Stratton, Richard F. The red wrasse: Coris gaimard. TFH 11/89.
Stratton Richard F. 1990. The Hawaiian saddle wrasse. TFH 6/90.
Stratton, Richard F. 1991. The sunset wrasse (Thalassoma lutescens). TFH 6/91.
Stratton, Richard F. 1993. The Spanish hogfish. TFH 4/93.
Stratton, Richard F. 1996. The broomtail wrasse. TFH 7/96.
Stratton, Richard F. 1997. The twinspot Maori wrasse. TFH 7/97.
Takeshita, Glenn Y. 1977. Hawaiian flame wrasse. TFH 7(8):77.
Tepoot, Pablo & Ian. 1996. Marine Aquarium Companion (Southeast Asia Volume). New Life Publications, Homestead FL. 358pp.
Thresher, Ronald. 1977. Caribbean wrasses. Marine Aquarist 8:2,77.Weingarten, Robert A. Sexual/reproductive patterns in Caribbean wrasses (Labridae). FAMA 12/91.
Westneat, M.W. 1993. Phylogenetic relationships of the tribe Cheilini (Labridae: Perciformes). Bull.

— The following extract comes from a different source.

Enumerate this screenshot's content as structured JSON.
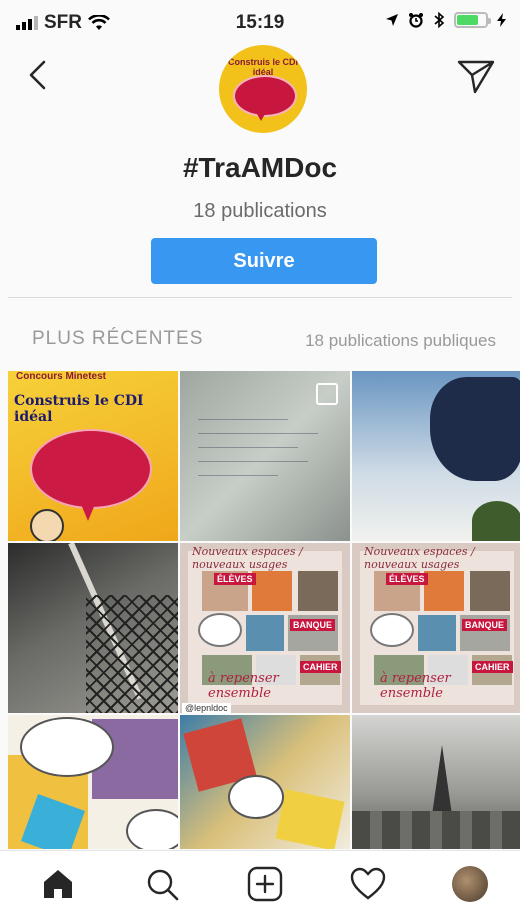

Mar. Sci. 52(1):351-394.Young, Forrest A. Artificial propagation of Spanish hogfish (Bodianus rufus). FAMA 10/93.